Legato's other point of appeal is that he was prejudiced when the district court said in the presence of the jury that "the thing" should not be put into evidence. The district court was referring to Legato's prior conviction for assault. The comment was made when the district court apparently believed that the defense counsel was trying to get the witness to mention the prior conviction and create error. The comment was proper and too ambiguous to influence the jury.
For the foregoing reasons the judgment of the district court is affirmed.
21 U.S.C. § 841(a) reads, in pertinent part:
Except as authorized by this subchapter, it shall be unlawful for any person knowingly or intentionally-
(1) to manufacture, distribute, or dispense, or possess with intent to manufacture, distribute, or dispense, a controlled substance ....
18 U.S.C. § 2 reads:
(a) Whoever commits an offense against the United States or aids, abets, counsels, commands, induces or procures its commission, is punishable as a principal.
(b) Whoever wilfully causes an act to be done which if directly performed by him or another would be an offense against the United States, is punishable as a principal.
21 U.S.C. § 846 reads:
Any person who attempts or conspires to commit any offense defined in this subchapter is punishable by imprisonment or fine or both which may not exceed the maximum punishment prescribed for the offense, the commission of which was the object of the attempt or conspiracy.
The Honorable Miles W. Lord, Chief Judge, United States District Court for the District of Minnesota

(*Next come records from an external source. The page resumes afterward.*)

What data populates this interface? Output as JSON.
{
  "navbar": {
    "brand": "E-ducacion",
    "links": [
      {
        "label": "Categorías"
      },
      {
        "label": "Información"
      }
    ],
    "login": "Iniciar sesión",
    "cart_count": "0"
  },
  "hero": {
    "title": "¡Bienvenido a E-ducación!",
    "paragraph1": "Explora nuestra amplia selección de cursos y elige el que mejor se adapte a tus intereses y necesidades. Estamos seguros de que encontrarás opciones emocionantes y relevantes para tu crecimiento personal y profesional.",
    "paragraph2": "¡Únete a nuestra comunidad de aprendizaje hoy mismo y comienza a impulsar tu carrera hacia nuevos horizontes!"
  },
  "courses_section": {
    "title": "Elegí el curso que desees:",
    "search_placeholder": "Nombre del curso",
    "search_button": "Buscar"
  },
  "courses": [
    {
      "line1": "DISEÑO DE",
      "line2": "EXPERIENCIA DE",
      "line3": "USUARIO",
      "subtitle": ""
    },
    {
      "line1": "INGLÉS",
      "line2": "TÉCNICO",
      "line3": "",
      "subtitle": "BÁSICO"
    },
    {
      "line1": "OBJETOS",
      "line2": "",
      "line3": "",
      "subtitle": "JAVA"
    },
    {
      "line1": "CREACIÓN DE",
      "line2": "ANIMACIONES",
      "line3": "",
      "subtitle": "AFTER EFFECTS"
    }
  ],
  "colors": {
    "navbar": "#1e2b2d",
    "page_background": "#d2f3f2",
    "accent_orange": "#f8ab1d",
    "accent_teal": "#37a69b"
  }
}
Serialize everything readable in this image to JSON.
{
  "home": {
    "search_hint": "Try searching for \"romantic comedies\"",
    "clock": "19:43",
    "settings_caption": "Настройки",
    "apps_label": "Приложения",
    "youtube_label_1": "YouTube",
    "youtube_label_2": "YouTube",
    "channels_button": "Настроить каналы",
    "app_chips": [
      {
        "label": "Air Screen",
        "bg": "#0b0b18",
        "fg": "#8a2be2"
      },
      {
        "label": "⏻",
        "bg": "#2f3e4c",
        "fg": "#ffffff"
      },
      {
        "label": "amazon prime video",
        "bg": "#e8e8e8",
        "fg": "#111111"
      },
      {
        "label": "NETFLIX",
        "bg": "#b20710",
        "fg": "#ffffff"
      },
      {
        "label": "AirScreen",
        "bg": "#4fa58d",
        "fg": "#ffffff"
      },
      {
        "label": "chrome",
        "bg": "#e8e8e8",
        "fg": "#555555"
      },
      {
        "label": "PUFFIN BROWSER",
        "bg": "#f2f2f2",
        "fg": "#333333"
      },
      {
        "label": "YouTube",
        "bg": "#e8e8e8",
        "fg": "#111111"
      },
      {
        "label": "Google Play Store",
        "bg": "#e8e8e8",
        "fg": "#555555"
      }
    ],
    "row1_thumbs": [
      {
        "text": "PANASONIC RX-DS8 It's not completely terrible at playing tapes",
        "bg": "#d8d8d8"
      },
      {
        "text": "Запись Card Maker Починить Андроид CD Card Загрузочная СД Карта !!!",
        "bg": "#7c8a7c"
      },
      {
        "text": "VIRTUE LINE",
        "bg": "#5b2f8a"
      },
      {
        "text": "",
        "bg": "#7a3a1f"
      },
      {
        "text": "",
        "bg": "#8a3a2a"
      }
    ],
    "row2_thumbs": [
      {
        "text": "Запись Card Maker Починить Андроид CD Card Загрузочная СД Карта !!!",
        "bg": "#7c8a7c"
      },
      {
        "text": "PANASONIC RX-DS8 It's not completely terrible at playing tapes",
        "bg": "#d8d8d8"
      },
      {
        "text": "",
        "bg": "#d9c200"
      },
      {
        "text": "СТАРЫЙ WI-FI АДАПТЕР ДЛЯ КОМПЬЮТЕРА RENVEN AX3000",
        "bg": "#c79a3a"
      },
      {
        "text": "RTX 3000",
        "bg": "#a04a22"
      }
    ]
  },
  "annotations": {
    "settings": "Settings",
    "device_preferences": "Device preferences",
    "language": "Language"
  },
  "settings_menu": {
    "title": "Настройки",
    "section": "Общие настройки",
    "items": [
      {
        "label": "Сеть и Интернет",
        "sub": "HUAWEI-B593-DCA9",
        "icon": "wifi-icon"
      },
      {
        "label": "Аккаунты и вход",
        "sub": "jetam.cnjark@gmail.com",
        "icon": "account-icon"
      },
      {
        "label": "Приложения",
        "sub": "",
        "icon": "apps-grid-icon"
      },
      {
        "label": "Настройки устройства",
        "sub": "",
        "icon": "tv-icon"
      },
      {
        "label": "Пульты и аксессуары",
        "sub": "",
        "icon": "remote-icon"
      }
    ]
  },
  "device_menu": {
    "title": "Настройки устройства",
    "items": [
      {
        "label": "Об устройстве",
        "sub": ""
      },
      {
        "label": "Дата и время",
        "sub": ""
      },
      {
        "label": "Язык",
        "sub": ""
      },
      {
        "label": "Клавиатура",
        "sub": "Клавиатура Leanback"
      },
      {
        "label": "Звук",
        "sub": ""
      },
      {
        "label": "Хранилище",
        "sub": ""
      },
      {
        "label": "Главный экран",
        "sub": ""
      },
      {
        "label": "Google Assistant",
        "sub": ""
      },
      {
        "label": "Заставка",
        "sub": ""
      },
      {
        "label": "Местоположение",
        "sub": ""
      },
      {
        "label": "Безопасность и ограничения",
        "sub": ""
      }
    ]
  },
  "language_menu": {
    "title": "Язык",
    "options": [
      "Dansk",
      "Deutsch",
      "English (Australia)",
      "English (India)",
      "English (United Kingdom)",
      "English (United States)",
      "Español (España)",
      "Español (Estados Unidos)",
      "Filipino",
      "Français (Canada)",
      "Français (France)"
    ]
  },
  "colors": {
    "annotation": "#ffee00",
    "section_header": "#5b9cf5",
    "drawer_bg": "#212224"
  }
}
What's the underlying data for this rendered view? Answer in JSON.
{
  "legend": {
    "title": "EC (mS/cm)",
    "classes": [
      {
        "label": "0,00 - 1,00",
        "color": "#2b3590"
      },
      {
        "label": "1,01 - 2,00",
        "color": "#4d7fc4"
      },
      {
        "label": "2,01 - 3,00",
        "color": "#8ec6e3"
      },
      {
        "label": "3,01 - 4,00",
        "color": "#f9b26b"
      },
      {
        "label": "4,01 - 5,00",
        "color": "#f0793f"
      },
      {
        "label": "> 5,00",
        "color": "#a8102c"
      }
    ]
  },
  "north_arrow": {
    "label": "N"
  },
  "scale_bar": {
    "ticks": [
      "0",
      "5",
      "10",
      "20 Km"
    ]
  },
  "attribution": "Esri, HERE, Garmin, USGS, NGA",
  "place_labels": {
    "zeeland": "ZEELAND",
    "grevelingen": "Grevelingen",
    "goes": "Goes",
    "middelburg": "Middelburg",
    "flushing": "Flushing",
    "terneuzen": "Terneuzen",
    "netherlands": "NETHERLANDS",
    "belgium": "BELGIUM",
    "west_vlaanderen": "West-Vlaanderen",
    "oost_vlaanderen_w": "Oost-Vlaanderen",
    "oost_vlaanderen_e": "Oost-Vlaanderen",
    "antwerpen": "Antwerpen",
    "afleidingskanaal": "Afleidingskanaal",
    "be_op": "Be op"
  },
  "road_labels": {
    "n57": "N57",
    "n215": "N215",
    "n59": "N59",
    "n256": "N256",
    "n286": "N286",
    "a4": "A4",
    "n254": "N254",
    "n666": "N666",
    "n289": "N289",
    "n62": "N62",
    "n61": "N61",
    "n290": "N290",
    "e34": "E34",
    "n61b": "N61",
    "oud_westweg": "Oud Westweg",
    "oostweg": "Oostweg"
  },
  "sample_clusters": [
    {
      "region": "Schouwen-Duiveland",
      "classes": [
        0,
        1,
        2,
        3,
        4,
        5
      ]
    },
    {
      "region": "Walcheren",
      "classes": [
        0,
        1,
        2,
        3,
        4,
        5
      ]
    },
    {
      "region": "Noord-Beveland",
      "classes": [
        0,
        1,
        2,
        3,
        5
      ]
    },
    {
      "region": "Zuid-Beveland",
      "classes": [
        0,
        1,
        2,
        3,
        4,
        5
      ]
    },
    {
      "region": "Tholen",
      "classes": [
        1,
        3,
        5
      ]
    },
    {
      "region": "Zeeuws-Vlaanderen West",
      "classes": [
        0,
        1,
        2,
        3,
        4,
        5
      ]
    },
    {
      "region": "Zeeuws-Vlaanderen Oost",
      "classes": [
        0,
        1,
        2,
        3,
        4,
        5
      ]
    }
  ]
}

Fed.R.Evid. 801(c) defines hearsay as "a statement, other than one made by the declarant while testifying at the trial or hearing, offered in evidence to prove the truth of the matter asserted." However, Fed.R.Evid. 801(d) defines certain statements which are not hearsay: "A statement is not hearsay if ... (2) Admission by party-opponent. The statement is offered against a party and is ... (E) a statement by a coconspirator of a party during the course and in furtherance of the conspiracy."